Some of us old-timers will recall the time when the word ‘gay’ started to become identified with homosexuality and calls for equality for people of all sexual orientations, and the phrases ‘gay rights’ and ‘gay liberation’ came into vogue. Since at the same time homosexuality was still strongly stigmatized, some would complain that the word gay was being been appropriated by the ‘gay lobby’ and that they could no longer use the word with its original meaning of being happy because people might misunderstand.
This was always a silly argument. Words have multiple meanings, sometimes even almost contradictory ones (such as ‘sanction’ that can mean both approve and punish) and we can almost always easily infer what meaning it has from the context. This is rarely a problem. So if you say ‘I am feeling gay today’, it should be pretty easy to tell what you mean. The only problem is if you feel a sense of horror at the remote chance that someone might mistake it for a statement of your sexual orientation as opposed to your mood.
Now that we have progressed so far towards the acceptance of homosexuality, one might think that the multiple meanings of the word gay are no longer a problem and people can use it freely knowing that the context makes the meaning clear and even if it doesn’t, any misunderstanding doesn’t really matter.

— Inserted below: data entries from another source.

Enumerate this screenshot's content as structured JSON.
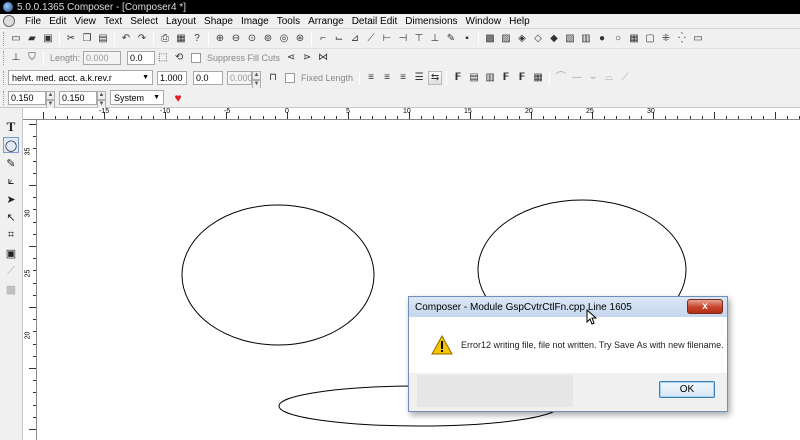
{
  "window": {
    "title": "5.0.0.1365 Composer - [Composer4 *]"
  },
  "menu": {
    "items": [
      "File",
      "Edit",
      "View",
      "Text",
      "Select",
      "Layout",
      "Shape",
      "Image",
      "Tools",
      "Arrange",
      "Detail Edit",
      "Dimensions",
      "Window",
      "Help"
    ]
  },
  "toolbar_length": {
    "length_label": "Length:",
    "length_value": "0.000",
    "value2": "0.0",
    "suppress_label": "Suppress Fill Cuts"
  },
  "toolbar_font": {
    "font_name": "helvt. med. acct. a.k.rev.r",
    "size": "1.000",
    "value2": "0.0",
    "value3": "0.000",
    "fixed_length_label": "Fixed Length"
  },
  "toolbar_spacing": {
    "value1": "0.150",
    "value2": "0.150",
    "unit_system": "System"
  },
  "ruler": {
    "h_labels": [
      "-15",
      "-10",
      "-5",
      "0",
      "5",
      "10",
      "15",
      "20",
      "25",
      "30"
    ],
    "v_labels": [
      "35",
      "30",
      "25",
      "20"
    ]
  },
  "dialog": {
    "title": "Composer - Module GspCvtrCtlFn.cpp Line 1605",
    "message": "Error12 writing file, file not written.  Try Save As with new filename.",
    "ok_label": "OK",
    "close_label": "x"
  },
  "colors": {
    "favorite_heart": "#e02020",
    "dialog_border": "#6f8fb8"
  }
}
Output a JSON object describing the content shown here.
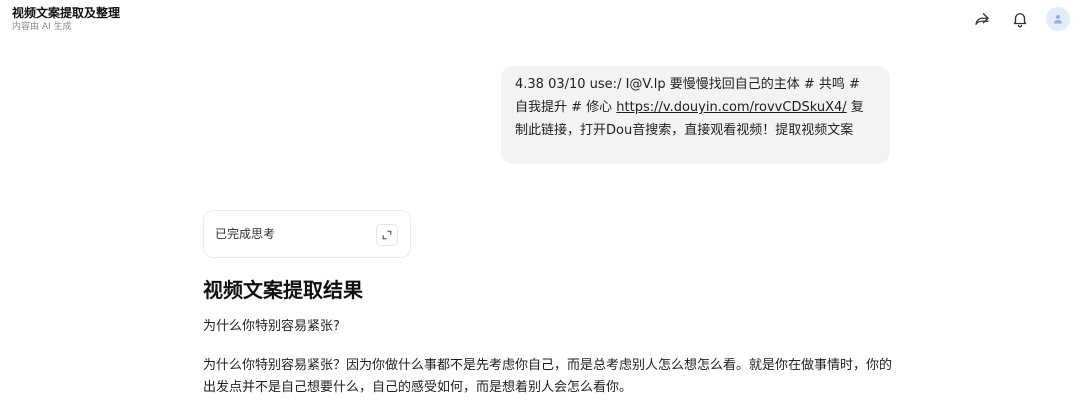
{
  "header": {
    "title": "视频文案提取及整理",
    "subtitle": "内容由 AI 生成",
    "icons": [
      "share-icon",
      "bell-icon",
      "user-avatar-icon"
    ]
  },
  "user_message": {
    "text_before_link": "4.38 03/10 use:/ I@V.lp 要慢慢找回自己的主体 # 共鸣 # 自我提升 # 修心 ",
    "link": "https://v.douyin.com/rovvCDSkuX4/",
    "text_after_link": " 复制此链接，打开Dou音搜索，直接观看视频！提取视频文案"
  },
  "thinking": {
    "label": "已完成思考",
    "expand_icon": "expand-icon"
  },
  "answer": {
    "heading": "视频文案提取结果",
    "subtitle": "为什么你特别容易紧张?",
    "paragraph": "为什么你特别容易紧张？因为你做什么事都不是先考虑你自己，而是总考虑别人怎么想怎么看。就是你在做事情时，你的出发点并不是自己想要什么，自己的感受如何，而是想着别人会怎么看你。"
  },
  "colors": {
    "bubble_bg": "#f3f3f4",
    "avatar_bg": "#e3ecf9",
    "avatar_fg": "#8fb0e0"
  }
}
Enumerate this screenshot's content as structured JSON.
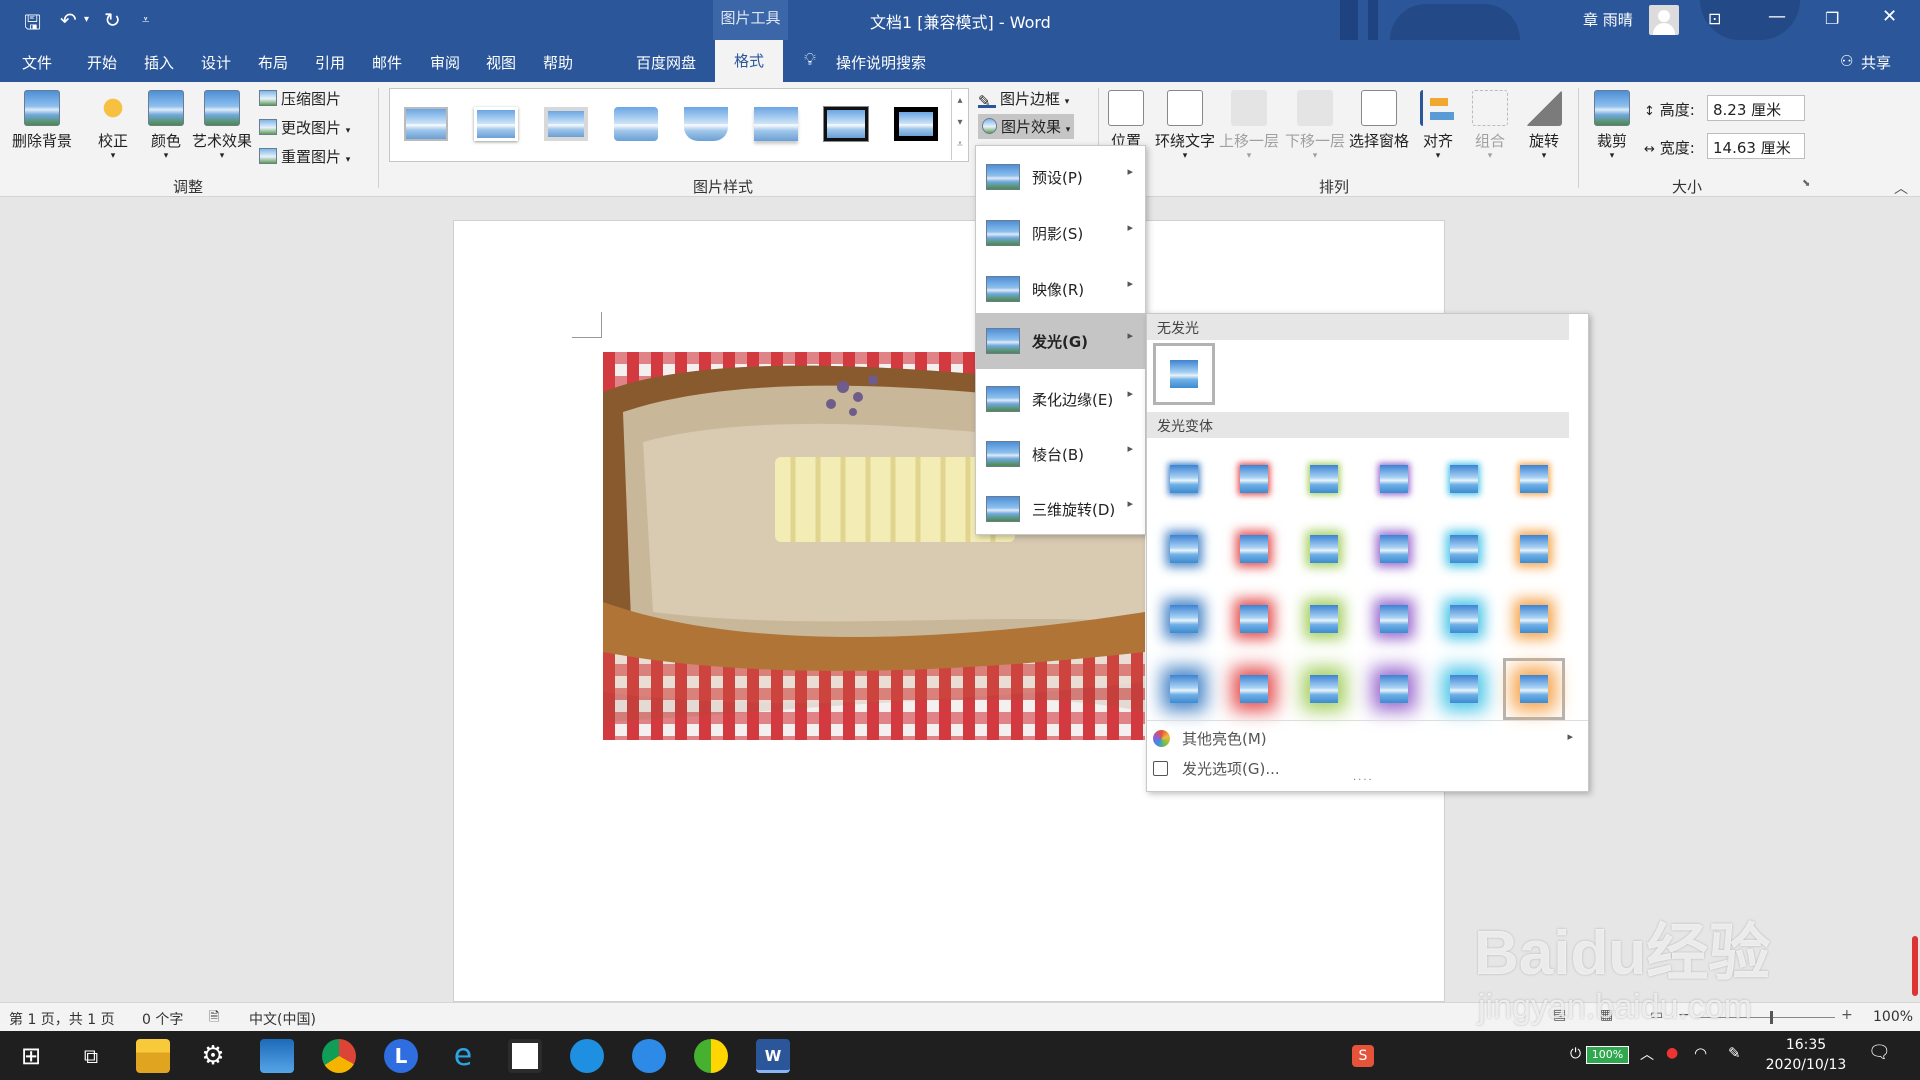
{
  "titlebar": {
    "picture_tools": "图片工具",
    "doc_title": "文档1 [兼容模式] - Word",
    "user": "章 雨晴",
    "qa_more": "=",
    "undo_icon": "undo-icon",
    "save_icon": "save-icon"
  },
  "tabs": [
    "文件",
    "开始",
    "插入",
    "设计",
    "布局",
    "引用",
    "邮件",
    "审阅",
    "视图",
    "帮助",
    "百度网盘"
  ],
  "active_tab": "格式",
  "tell_me": "操作说明搜索",
  "share": "共享",
  "ribbon": {
    "remove_bg": "删除背景",
    "correct": "校正",
    "color": "颜色",
    "artistic": "艺术效果",
    "compress": "压缩图片",
    "change": "更改图片",
    "reset": "重置图片",
    "group_adjust": "调整",
    "group_styles": "图片样式",
    "border": "图片边框",
    "effects": "图片效果",
    "position": "位置",
    "wrap": "环绕文字",
    "forward": "上移一层",
    "backward": "下移一层",
    "selection_pane": "选择窗格",
    "align": "对齐",
    "group": "组合",
    "rotate": "旋转",
    "group_arrange": "排列",
    "crop": "裁剪",
    "height_label": "高度:",
    "height_val": "8.23 厘米",
    "width_label": "宽度:",
    "width_val": "14.63 厘米",
    "group_size": "大小"
  },
  "effects_menu": [
    {
      "label": "预设(P)"
    },
    {
      "label": "阴影(S)"
    },
    {
      "label": "映像(R)"
    },
    {
      "label": "发光(G)"
    },
    {
      "label": "柔化边缘(E)"
    },
    {
      "label": "棱台(B)"
    },
    {
      "label": "三维旋转(D)"
    }
  ],
  "glow": {
    "none_header": "无发光",
    "variants_header": "发光变体",
    "more_colors": "其他亮色(M)",
    "options": "发光选项(G)...",
    "dots": "....",
    "colors": [
      "#4a86c8",
      "#e55050",
      "#a6d063",
      "#9b6ccf",
      "#4bc6e8",
      "#f6a54e"
    ],
    "selected_row": 4,
    "selected_col": 6
  },
  "status": {
    "page": "第 1 页，共 1 页",
    "words": "0 个字",
    "lang": "中文(中国)",
    "zoom": "100%"
  },
  "taskbar": {
    "time": "16:35",
    "date": "2020/10/13",
    "battery": "100%"
  },
  "watermark": {
    "brand": "Baidu经验",
    "url": "jingyan.baidu.com"
  }
}
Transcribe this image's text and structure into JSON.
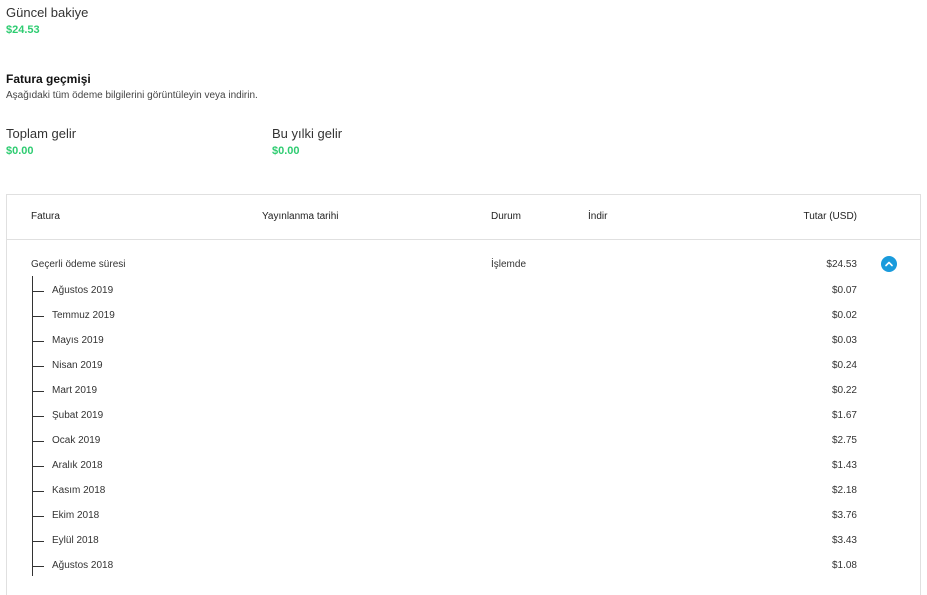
{
  "balance": {
    "label": "Güncel bakiye",
    "value": "$24.53"
  },
  "history": {
    "title": "Fatura geçmişi",
    "description": "Aşağıdaki tüm ödeme bilgilerini görüntüleyin veya indirin."
  },
  "stats": {
    "total": {
      "label": "Toplam gelir",
      "value": "$0.00"
    },
    "year": {
      "label": "Bu yılki gelir",
      "value": "$0.00"
    }
  },
  "table": {
    "headers": {
      "invoice": "Fatura",
      "date": "Yayınlanma tarihi",
      "status": "Durum",
      "download": "İndir",
      "amount": "Tutar (USD)"
    },
    "current": {
      "label": "Geçerli ödeme süresi",
      "status": "İşlemde",
      "amount": "$24.53"
    },
    "months": [
      {
        "label": "Ağustos 2019",
        "amount": "$0.07"
      },
      {
        "label": "Temmuz 2019",
        "amount": "$0.02"
      },
      {
        "label": "Mayıs 2019",
        "amount": "$0.03"
      },
      {
        "label": "Nisan 2019",
        "amount": "$0.24"
      },
      {
        "label": "Mart 2019",
        "amount": "$0.22"
      },
      {
        "label": "Şubat 2019",
        "amount": "$1.67"
      },
      {
        "label": "Ocak 2019",
        "amount": "$2.75"
      },
      {
        "label": "Aralık 2018",
        "amount": "$1.43"
      },
      {
        "label": "Kasım 2018",
        "amount": "$2.18"
      },
      {
        "label": "Ekim 2018",
        "amount": "$3.76"
      },
      {
        "label": "Eylül 2018",
        "amount": "$3.43"
      },
      {
        "label": "Ağustos 2018",
        "amount": "$1.08"
      }
    ]
  },
  "icons": {
    "toggle": "chevron-up-icon"
  },
  "colors": {
    "money": "#2ecc71",
    "accent": "#1a9bdc"
  }
}
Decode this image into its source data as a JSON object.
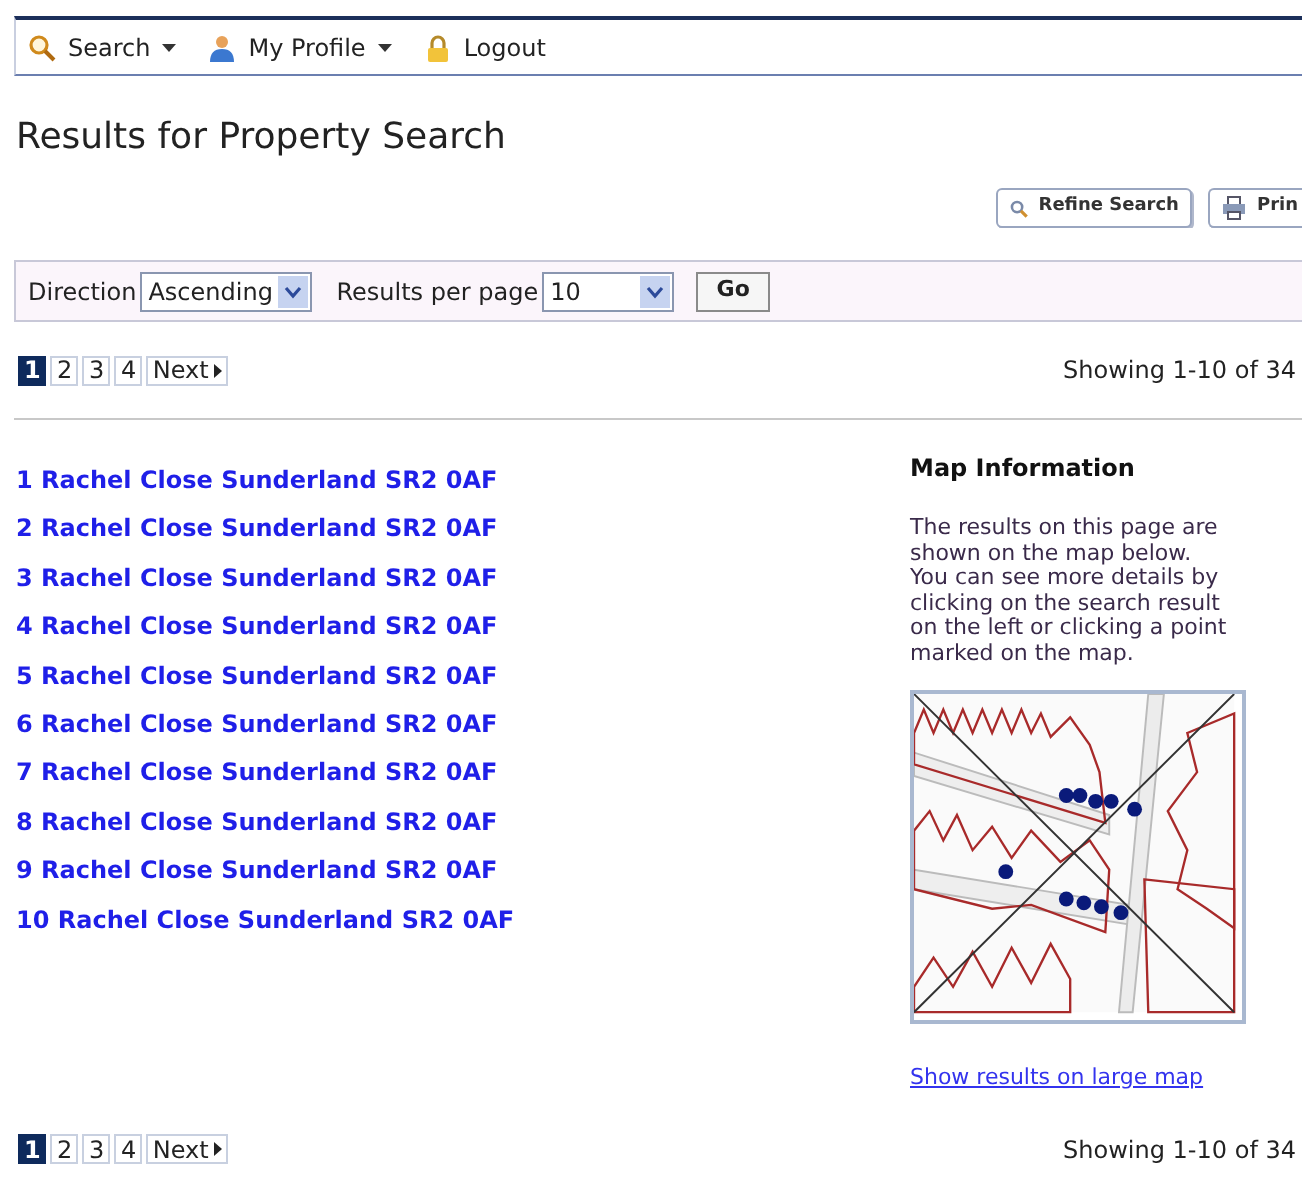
{
  "nav": [
    {
      "label": "Search",
      "kind": "search",
      "dropdown": true
    },
    {
      "label": "My Profile",
      "kind": "profile",
      "dropdown": true
    },
    {
      "label": "Logout",
      "kind": "lock",
      "dropdown": false
    }
  ],
  "title": "Results for Property Search",
  "actions": [
    {
      "label": "Refine Search",
      "kind": "search"
    },
    {
      "label": "Prin",
      "kind": "print"
    }
  ],
  "filters": {
    "direction_label": "Direction",
    "direction": "Ascending",
    "per_page_label": "Results per page",
    "per_page": "10",
    "go": "Go"
  },
  "pagination_top": {
    "pages": [
      {
        "label": "1",
        "selected": true
      },
      {
        "label": "2",
        "selected": false
      },
      {
        "label": "3",
        "selected": false
      },
      {
        "label": "4",
        "selected": false
      }
    ],
    "next": "Next",
    "showing": "Showing 1-10 of 34"
  },
  "results": [
    "1 Rachel Close Sunderland SR2 0AF",
    "2 Rachel Close Sunderland SR2 0AF",
    "3 Rachel Close Sunderland SR2 0AF",
    "4 Rachel Close Sunderland SR2 0AF",
    "5 Rachel Close Sunderland SR2 0AF",
    "6 Rachel Close Sunderland SR2 0AF",
    "7 Rachel Close Sunderland SR2 0AF",
    "8 Rachel Close Sunderland SR2 0AF",
    "9 Rachel Close Sunderland SR2 0AF",
    "10 Rachel Close Sunderland SR2 0AF"
  ],
  "map_info": {
    "heading": "Map Information",
    "text": "The results on this page are shown on the map below. You can see more details by clicking on the search result on the left or clicking a point marked on the map.",
    "link": "Show results on large map"
  },
  "pagination_bottom": {
    "pages": [
      {
        "label": "1",
        "selected": true
      },
      {
        "label": "2",
        "selected": false
      },
      {
        "label": "3",
        "selected": false
      },
      {
        "label": "4",
        "selected": false
      }
    ],
    "next": "Next",
    "showing": "Showing 1-10 of 34"
  }
}
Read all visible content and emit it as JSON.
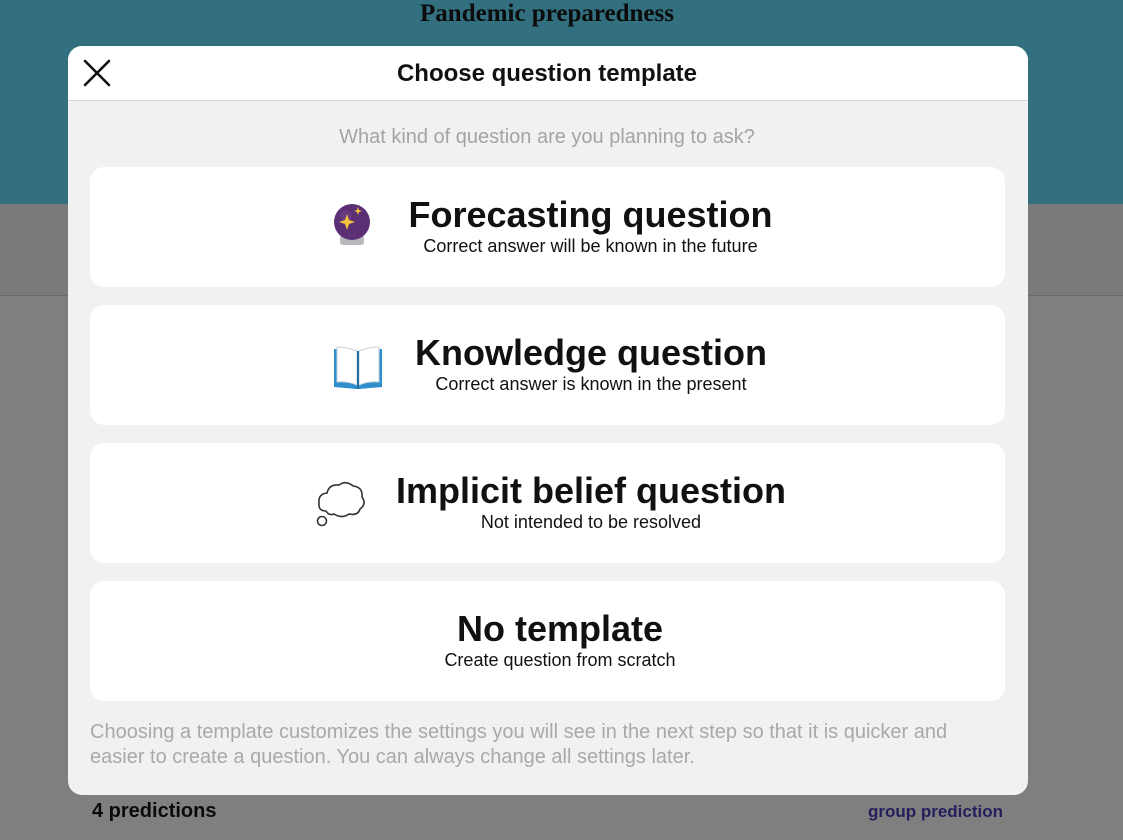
{
  "background": {
    "page_title": "Pandemic preparedness",
    "predictions_count": "4 predictions",
    "group_prediction_link": "group prediction"
  },
  "modal": {
    "title": "Choose question template",
    "prompt": "What kind of question are you planning to ask?",
    "options": [
      {
        "title": "Forecasting question",
        "subtitle": "Correct answer will be known in the future",
        "icon": "crystal-ball-icon"
      },
      {
        "title": "Knowledge question",
        "subtitle": "Correct answer is known in the present",
        "icon": "open-book-icon"
      },
      {
        "title": "Implicit belief question",
        "subtitle": "Not intended to be resolved",
        "icon": "thought-bubble-icon"
      },
      {
        "title": "No template",
        "subtitle": "Create question from scratch"
      }
    ],
    "footnote": "Choosing a template customizes the settings you will see in the next step so that it is quicker and easier to create a question. You can always change all settings later."
  },
  "colors": {
    "header_teal": "#326f7f",
    "overlay_gray": "#7f7f7f",
    "modal_bg": "#f1f1f1",
    "link_purple": "#241f5c"
  }
}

But apparently not. Hallmark is marketing a sweater for Christmas that has the words “Don we now our fun apparel”, substituting ‘fun’ for the word ‘gay’ in the traditional Christmas carol. This caused some sarcastic eye-rolling with comments to Hallmark that the risk of being thought to be gay was not worth changing the lyrics over, while others took it on themselves to once again denounce gays for expropriating the word and forcing Hallmark to change a popular carol.
Hallmark even issued a statement explaining the reasons for the wording.
When the lyrics to “Deck the Halls” were translated from Gaelic and published in English back in the 1800s, the word “gay” meant festive or merry. Today it has multiple meanings, which we thought could leave our intent open to misinterpretation.
The trend of wearing festively decorated Christmas sweaters to parties is all about fun, and this ornament is intended to play into that, so the planning team decided to say what we meant: “fun.” That’s the spirit we intended and the spirit in which we hope ornament buyers will take it.
It has now become a holiday tradition that Christmas must have some dispute over silly things like this.